You grew up around the DC hardcore scene. Were those shows as brutal as history suggests?

Yeah, but there were different schools. The Dischord scene didn’t tolerate that at all, but the New England and New York scenes were more violent.

Did you get caught up in it?

I’ve seen terrible fights. The worst usually would have a background of some kind of political persuasion, which is just laughable, because you had eighteen- and nineteen-year-old kids wearing their political beliefs on their sleeves when they had basically just learned how to wipe their asses.

Are you as aggressive in real life as you sound with Clutch?

Not in the least. I can be very relaxed and calm, probably because every day I get to scream into a microphone for an hour and a half. It’s the guy that bottles up his road rage who goes out and does something terrible.

Have you ever punched any of your bandmates?

We had our shouting matches early on, but nowadays we’re mellow as mellow can be.

Here’s a theory: the longer your beard gets, the more mellow Clutch’s music becomes. Like Samson in reverse.

Ha! Well, I do have an inkling to shave it off. But I haven’t seen what’s underneath for years. I’m a bit afraid of what I might find.

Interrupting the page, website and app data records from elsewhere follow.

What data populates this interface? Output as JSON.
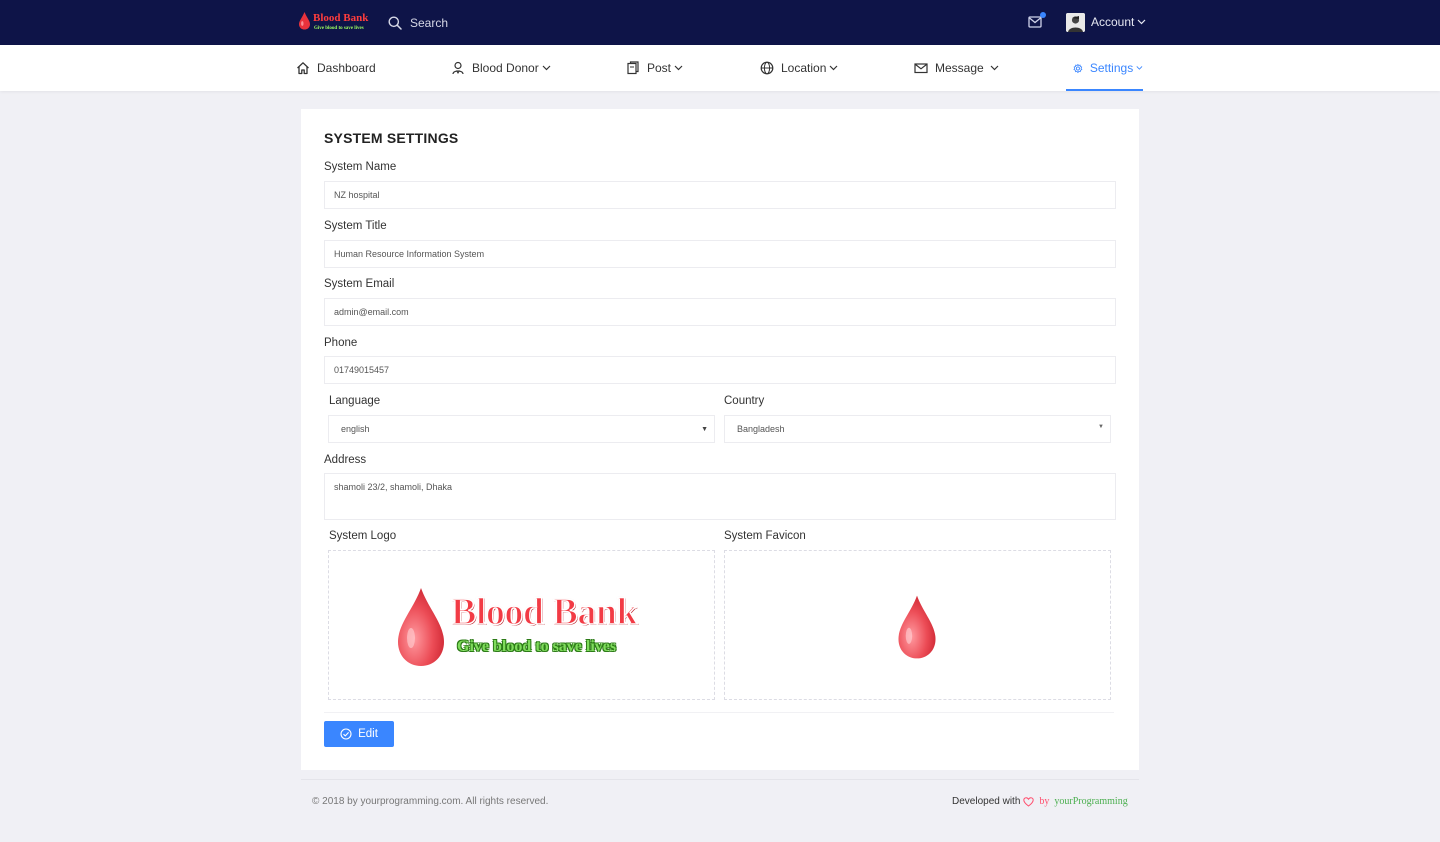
{
  "brand": {
    "title": "Blood Bank",
    "tagline": "Give blood to save lives"
  },
  "topbar": {
    "search_label": "Search",
    "account_label": "Account"
  },
  "nav": {
    "items": [
      {
        "label": "Dashboard",
        "icon": "home-icon"
      },
      {
        "label": "Blood Donor",
        "icon": "donor-icon"
      },
      {
        "label": "Post",
        "icon": "post-icon"
      },
      {
        "label": "Location",
        "icon": "globe-icon"
      },
      {
        "label": "Message",
        "icon": "envelope-icon"
      },
      {
        "label": "Settings",
        "icon": "gear-icon",
        "active": true
      }
    ]
  },
  "settings": {
    "title": "SYSTEM SETTINGS",
    "system_name_label": "System Name",
    "system_name_value": "NZ hospital",
    "system_title_label": "System Title",
    "system_title_value": "Human Resource Information System",
    "system_email_label": "System Email",
    "system_email_value": "admin@email.com",
    "phone_label": "Phone",
    "phone_value": "01749015457",
    "language_label": "Language",
    "language_value": "english",
    "country_label": "Country",
    "country_value": "Bangladesh",
    "address_label": "Address",
    "address_value": "shamoli 23/2, shamoli, Dhaka",
    "logo_label": "System Logo",
    "favicon_label": "System Favicon",
    "edit_label": "Edit"
  },
  "footer": {
    "copyright": "© 2018 by yourprogramming.com. All rights reserved.",
    "developed_with": "Developed with",
    "by": "by",
    "org": "yourProgramming"
  },
  "colors": {
    "topbar": "#0e1448",
    "accent": "#3a86ff",
    "blood": "#f23b45",
    "page_bg": "#f0f0f5"
  }
}
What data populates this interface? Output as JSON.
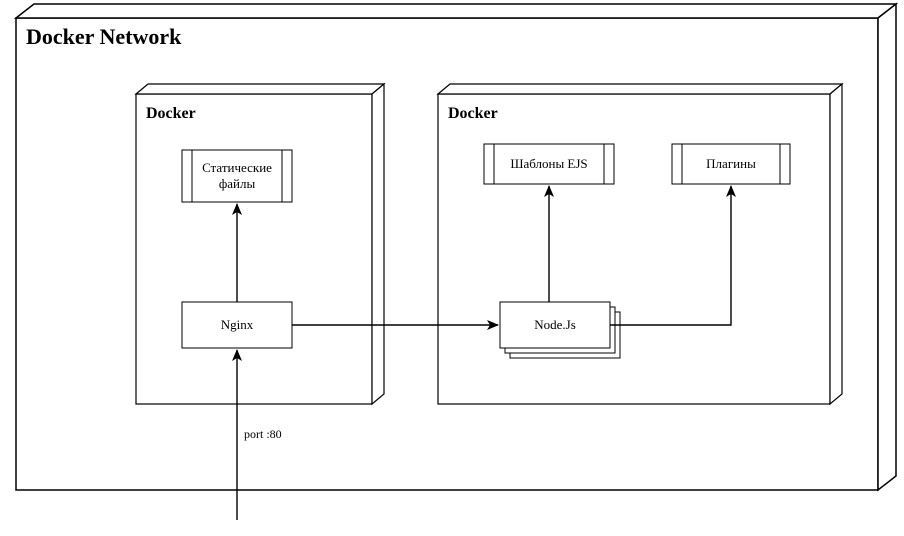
{
  "diagram": {
    "outer_title": "Docker Network",
    "container_left_title": "Docker",
    "container_right_title": "Docker",
    "static_files_label_line1": "Статические",
    "static_files_label_line2": "файлы",
    "nginx_label": "Nginx",
    "nodejs_label": "Node.Js",
    "ejs_label": "Шаблоны EJS",
    "plugins_label": "Плагины",
    "port_label": "port :80"
  }
}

Stephen Dalton has been writing about all things rock for more than 30 years, starting in the late Eighties at the New Musical Express (RIP) when it was still an annoyingly pompous analogue weekly paper printed on dead trees and sold in actual physical shops. For the last decade or so he has been a regular contributor to Classic Rock magazine. He has also written about music and film for Uncut, Vox, Prog, The Quietus, Electronic Sound, Rolling Stone, The Times, The London Evening Standard, Wallpaper, The Film Verdict, Sight and Sound, The Hollywood Reporter and others, including some even more disreputable publications.